*WORK INSTRUCTION*: Your answer must be the full set of entries, reproduced exactly.

(Extracted records)
----------
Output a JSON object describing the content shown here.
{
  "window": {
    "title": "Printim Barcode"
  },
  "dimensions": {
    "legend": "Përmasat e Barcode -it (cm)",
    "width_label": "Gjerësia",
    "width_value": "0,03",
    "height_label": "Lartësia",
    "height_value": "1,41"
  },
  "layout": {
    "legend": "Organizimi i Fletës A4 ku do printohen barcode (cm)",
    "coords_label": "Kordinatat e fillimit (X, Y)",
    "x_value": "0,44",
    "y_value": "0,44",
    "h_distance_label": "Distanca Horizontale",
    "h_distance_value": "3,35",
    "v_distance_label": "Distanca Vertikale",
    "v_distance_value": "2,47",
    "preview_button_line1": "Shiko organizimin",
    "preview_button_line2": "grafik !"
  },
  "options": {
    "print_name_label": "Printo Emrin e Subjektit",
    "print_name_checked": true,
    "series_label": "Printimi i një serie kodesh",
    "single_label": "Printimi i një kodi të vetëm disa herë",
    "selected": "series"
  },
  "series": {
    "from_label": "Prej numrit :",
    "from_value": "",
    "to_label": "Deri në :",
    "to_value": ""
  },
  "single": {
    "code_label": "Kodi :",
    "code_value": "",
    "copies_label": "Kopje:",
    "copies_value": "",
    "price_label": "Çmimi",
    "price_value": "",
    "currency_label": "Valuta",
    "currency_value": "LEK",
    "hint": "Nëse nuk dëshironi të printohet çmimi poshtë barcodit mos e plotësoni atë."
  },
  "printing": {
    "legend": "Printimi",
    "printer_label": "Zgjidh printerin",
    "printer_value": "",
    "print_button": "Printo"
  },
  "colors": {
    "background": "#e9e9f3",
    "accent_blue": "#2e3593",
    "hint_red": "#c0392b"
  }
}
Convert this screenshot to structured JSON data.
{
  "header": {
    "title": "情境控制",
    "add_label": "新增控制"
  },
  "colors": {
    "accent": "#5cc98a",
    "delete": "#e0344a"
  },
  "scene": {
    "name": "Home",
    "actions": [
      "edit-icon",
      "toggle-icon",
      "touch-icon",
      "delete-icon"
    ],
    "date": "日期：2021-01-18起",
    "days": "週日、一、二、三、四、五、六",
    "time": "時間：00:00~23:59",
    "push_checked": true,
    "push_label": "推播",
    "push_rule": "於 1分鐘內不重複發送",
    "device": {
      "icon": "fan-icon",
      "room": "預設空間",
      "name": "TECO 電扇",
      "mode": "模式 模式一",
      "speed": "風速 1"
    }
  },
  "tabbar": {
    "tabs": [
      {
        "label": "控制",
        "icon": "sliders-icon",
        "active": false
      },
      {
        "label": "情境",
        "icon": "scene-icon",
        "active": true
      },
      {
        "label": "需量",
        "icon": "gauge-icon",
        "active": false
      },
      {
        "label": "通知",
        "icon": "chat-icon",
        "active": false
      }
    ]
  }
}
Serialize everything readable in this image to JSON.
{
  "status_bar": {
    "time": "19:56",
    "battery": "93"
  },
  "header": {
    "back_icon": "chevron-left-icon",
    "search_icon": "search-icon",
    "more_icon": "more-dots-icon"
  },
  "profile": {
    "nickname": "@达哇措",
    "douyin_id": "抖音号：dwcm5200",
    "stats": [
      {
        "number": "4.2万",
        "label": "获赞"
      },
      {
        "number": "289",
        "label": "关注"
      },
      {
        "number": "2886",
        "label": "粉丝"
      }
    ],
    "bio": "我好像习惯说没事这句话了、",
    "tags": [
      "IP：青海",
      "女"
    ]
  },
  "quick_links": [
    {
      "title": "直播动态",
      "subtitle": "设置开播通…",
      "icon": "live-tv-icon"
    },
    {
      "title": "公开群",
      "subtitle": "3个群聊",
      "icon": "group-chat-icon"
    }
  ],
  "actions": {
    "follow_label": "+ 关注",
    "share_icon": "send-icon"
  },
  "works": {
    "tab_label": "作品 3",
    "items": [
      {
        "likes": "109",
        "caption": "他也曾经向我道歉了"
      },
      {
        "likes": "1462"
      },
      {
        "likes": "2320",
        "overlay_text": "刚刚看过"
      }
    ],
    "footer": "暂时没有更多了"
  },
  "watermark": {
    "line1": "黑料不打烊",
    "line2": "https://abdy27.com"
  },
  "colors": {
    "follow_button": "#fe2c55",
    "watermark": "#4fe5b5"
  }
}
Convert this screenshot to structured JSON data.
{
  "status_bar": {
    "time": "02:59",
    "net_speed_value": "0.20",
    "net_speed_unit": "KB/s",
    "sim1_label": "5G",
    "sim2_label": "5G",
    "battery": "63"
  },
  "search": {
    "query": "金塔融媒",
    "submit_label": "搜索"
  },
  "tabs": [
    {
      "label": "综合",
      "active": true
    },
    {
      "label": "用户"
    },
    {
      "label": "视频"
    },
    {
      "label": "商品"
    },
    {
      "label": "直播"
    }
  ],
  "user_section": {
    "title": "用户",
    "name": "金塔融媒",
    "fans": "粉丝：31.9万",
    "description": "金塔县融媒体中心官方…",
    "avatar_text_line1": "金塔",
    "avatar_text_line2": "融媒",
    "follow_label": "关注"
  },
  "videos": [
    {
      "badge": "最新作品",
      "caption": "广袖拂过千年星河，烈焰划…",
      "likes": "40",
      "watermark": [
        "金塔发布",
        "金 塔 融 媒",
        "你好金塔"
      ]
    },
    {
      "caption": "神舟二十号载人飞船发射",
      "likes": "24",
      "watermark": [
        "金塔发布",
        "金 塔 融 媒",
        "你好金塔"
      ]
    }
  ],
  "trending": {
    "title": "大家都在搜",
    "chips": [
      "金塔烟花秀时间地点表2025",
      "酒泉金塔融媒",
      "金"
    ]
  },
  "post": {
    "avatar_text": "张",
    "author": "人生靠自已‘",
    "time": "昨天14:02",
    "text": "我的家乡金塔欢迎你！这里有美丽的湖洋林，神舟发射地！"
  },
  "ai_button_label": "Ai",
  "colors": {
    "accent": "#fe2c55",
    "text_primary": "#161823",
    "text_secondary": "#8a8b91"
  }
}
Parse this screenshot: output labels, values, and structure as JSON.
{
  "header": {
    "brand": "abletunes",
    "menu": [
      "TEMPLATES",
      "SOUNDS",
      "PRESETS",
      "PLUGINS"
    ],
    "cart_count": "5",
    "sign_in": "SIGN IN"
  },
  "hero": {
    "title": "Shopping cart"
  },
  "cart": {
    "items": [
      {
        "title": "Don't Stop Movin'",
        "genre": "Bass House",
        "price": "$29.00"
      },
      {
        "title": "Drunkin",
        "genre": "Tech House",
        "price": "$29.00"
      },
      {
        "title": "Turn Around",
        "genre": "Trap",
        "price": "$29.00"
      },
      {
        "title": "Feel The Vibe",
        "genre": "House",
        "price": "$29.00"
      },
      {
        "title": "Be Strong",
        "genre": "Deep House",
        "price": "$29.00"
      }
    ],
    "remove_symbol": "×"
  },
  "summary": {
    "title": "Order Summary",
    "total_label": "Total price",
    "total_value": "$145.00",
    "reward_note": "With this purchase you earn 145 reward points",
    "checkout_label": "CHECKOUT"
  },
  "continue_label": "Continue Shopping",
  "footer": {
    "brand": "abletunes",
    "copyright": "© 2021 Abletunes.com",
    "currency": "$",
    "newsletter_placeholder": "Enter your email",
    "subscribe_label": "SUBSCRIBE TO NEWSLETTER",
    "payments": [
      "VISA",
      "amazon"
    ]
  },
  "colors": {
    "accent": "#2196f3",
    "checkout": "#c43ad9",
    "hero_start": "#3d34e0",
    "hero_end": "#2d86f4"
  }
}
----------
*OUTPUT*:
Output a JSON object describing the content shown here.
{
  "window": {
    "title": "Printim Barcode"
  },
  "dimensions": {
    "legend": "Përmasat e Barcode -it (cm)",
    "width_label": "Gjerësia",
    "width_value": "0,03",
    "height_label": "Lartësia",
    "height_value": "1,41"
  },
  "layout": {
    "legend": "Organizimi i Fletës A4 ku do printohen barcode (cm)",
    "coords_label": "Kordinatat e fillimit (X, Y)",
    "x_value": "0,44",
    "y_value": "0,44",
    "h_distance_label": "Distanca Horizontale",
    "h_distance_value": "3,35",
    "v_distance_label": "Distanca Vertikale",
    "v_distance_value": "2,47",
    "preview_button_line1": "Shiko organizimin",
    "preview_button_line2": "grafik !"
  },
  "options": {
    "print_name_label": "Printo Emrin e Subjektit",
    "print_name_checked": true,
    "series_label": "Printimi i një serie kodesh",
    "single_label": "Printimi i një kodi të vetëm disa herë",
    "selected": "series"
  },
  "series": {
    "from_label": "Prej numrit :",
    "from_value": "",
    "to_label": "Deri në :",
    "to_value": ""
  },
  "single": {
    "code_label": "Kodi :",
    "code_value": "",
    "copies_label": "Kopje:",
    "copies_value": "",
    "price_label": "Çmimi",
    "price_value": "",
    "currency_label": "Valuta",
    "currency_value": "LEK",
    "hint": "Nëse nuk dëshironi të printohet çmimi poshtë barcodit mos e plotësoni atë."
  },
  "printing": {
    "legend": "Printimi",
    "printer_label": "Zgjidh printerin",
    "printer_value": "",
    "print_button": "Printo"
  },
  "colors": {
    "background": "#e9e9f3",
    "accent_blue": "#2e3593",
    "hint_red": "#c0392b"
  }
}
Convert this screenshot to structured JSON data.
{
  "header": {
    "title": "情境控制",
    "add_label": "新增控制"
  },
  "colors": {
    "accent": "#5cc98a",
    "delete": "#e0344a"
  },
  "scene": {
    "name": "Home",
    "actions": [
      "edit-icon",
      "toggle-icon",
      "touch-icon",
      "delete-icon"
    ],
    "date": "日期：2021-01-18起",
    "days": "週日、一、二、三、四、五、六",
    "time": "時間：00:00~23:59",
    "push_checked": true,
    "push_label": "推播",
    "push_rule": "於 1分鐘內不重複發送",
    "device": {
      "icon": "fan-icon",
      "room": "預設空間",
      "name": "TECO 電扇",
      "mode": "模式 模式一",
      "speed": "風速 1"
    }
  },
  "tabbar": {
    "tabs": [
      {
        "label": "控制",
        "icon": "sliders-icon",
        "active": false
      },
      {
        "label": "情境",
        "icon": "scene-icon",
        "active": true
      },
      {
        "label": "需量",
        "icon": "gauge-icon",
        "active": false
      },
      {
        "label": "通知",
        "icon": "chat-icon",
        "active": false
      }
    ]
  }
}
Serialize everything readable in this image to JSON.
{
  "status_bar": {
    "time": "19:56",
    "battery": "93"
  },
  "header": {
    "back_icon": "chevron-left-icon",
    "search_icon": "search-icon",
    "more_icon": "more-dots-icon"
  },
  "profile": {
    "nickname": "@达哇措",
    "douyin_id": "抖音号：dwcm5200",
    "stats": [
      {
        "number": "4.2万",
        "label": "获赞"
      },
      {
        "number": "289",
        "label": "关注"
      },
      {
        "number": "2886",
        "label": "粉丝"
      }
    ],
    "bio": "我好像习惯说没事这句话了、",
    "tags": [
      "IP：青海",
      "女"
    ]
  },
  "quick_links": [
    {
      "title": "直播动态",
      "subtitle": "设置开播通…",
      "icon": "live-tv-icon"
    },
    {
      "title": "公开群",
      "subtitle": "3个群聊",
      "icon": "group-chat-icon"
    }
  ],
  "actions": {
    "follow_label": "+ 关注",
    "share_icon": "send-icon"
  },
  "works": {
    "tab_label": "作品 3",
    "items": [
      {
        "likes": "109",
        "caption": "他也曾经向我道歉了"
      },
      {
        "likes": "1462"
      },
      {
        "likes": "2320",
        "overlay_text": "刚刚看过"
      }
    ],
    "footer": "暂时没有更多了"
  },
  "watermark": {
    "line1": "黑料不打烊",
    "line2": "https://abdy27.com"
  },
  "colors": {
    "follow_button": "#fe2c55",
    "watermark": "#4fe5b5"
  }
}
Convert this screenshot to structured JSON data.
{
  "status_bar": {
    "time": "02:59",
    "net_speed_value": "0.20",
    "net_speed_unit": "KB/s",
    "sim1_label": "5G",
    "sim2_label": "5G",
    "battery": "63"
  },
  "search": {
    "query": "金塔融媒",
    "submit_label": "搜索"
  },
  "tabs": [
    {
      "label": "综合",
      "active": true
    },
    {
      "label": "用户"
    },
    {
      "label": "视频"
    },
    {
      "label": "商品"
    },
    {
      "label": "直播"
    }
  ],
  "user_section": {
    "title": "用户",
    "name": "金塔融媒",
    "fans": "粉丝：31.9万",
    "description": "金塔县融媒体中心官方…",
    "avatar_text_line1": "金塔",
    "avatar_text_line2": "融媒",
    "follow_label": "关注"
  },
  "videos": [
    {
      "badge": "最新作品",
      "caption": "广袖拂过千年星河，烈焰划…",
      "likes": "40",
      "watermark": [
        "金塔发布",
        "金 塔 融 媒",
        "你好金塔"
      ]
    },
    {
      "caption": "神舟二十号载人飞船发射",
      "likes": "24",
      "watermark": [
        "金塔发布",
        "金 塔 融 媒",
        "你好金塔"
      ]
    }
  ],
  "trending": {
    "title": "大家都在搜",
    "chips": [
      "金塔烟花秀时间地点表2025",
      "酒泉金塔融媒",
      "金"
    ]
  },
  "post": {
    "avatar_text": "张",
    "author": "人生靠自已‘",
    "time": "昨天14:02",
    "text": "我的家乡金塔欢迎你！这里有美丽的湖洋林，神舟发射地！"
  },
  "ai_button_label": "Ai",
  "colors": {
    "accent": "#fe2c55",
    "text_primary": "#161823",
    "text_secondary": "#8a8b91"
  }
}
Parse this screenshot: output labels, values, and structure as JSON.
{
  "header": {
    "brand": "abletunes",
    "menu": [
      "TEMPLATES",
      "SOUNDS",
      "PRESETS",
      "PLUGINS"
    ],
    "cart_count": "5",
    "sign_in": "SIGN IN"
  },
  "hero": {
    "title": "Shopping cart"
  },
  "cart": {
    "items": [
      {
        "title": "Don't Stop Movin'",
        "genre": "Bass House",
        "price": "$29.00"
      },
      {
        "title": "Drunkin",
        "genre": "Tech House",
        "price": "$29.00"
      },
      {
        "title": "Turn Around",
        "genre": "Trap",
        "price": "$29.00"
      },
      {
        "title": "Feel The Vibe",
        "genre": "House",
        "price": "$29.00"
      },
      {
        "title": "Be Strong",
        "genre": "Deep House",
        "price": "$29.00"
      }
    ],
    "remove_symbol": "×"
  },
  "summary": {
    "title": "Order Summary",
    "total_label": "Total price",
    "total_value": "$145.00",
    "reward_note": "With this purchase you earn 145 reward points",
    "checkout_label": "CHECKOUT"
  },
  "continue_label": "Continue Shopping",
  "footer": {
    "brand": "abletunes",
    "copyright": "© 2021 Abletunes.com",
    "currency": "$",
    "newsletter_placeholder": "Enter your email",
    "subscribe_label": "SUBSCRIBE TO NEWSLETTER",
    "payments": [
      "VISA",
      "amazon"
    ]
  },
  "colors": {
    "accent": "#2196f3",
    "checkout": "#c43ad9",
    "hero_start": "#3d34e0",
    "hero_end": "#2d86f4"
  }
}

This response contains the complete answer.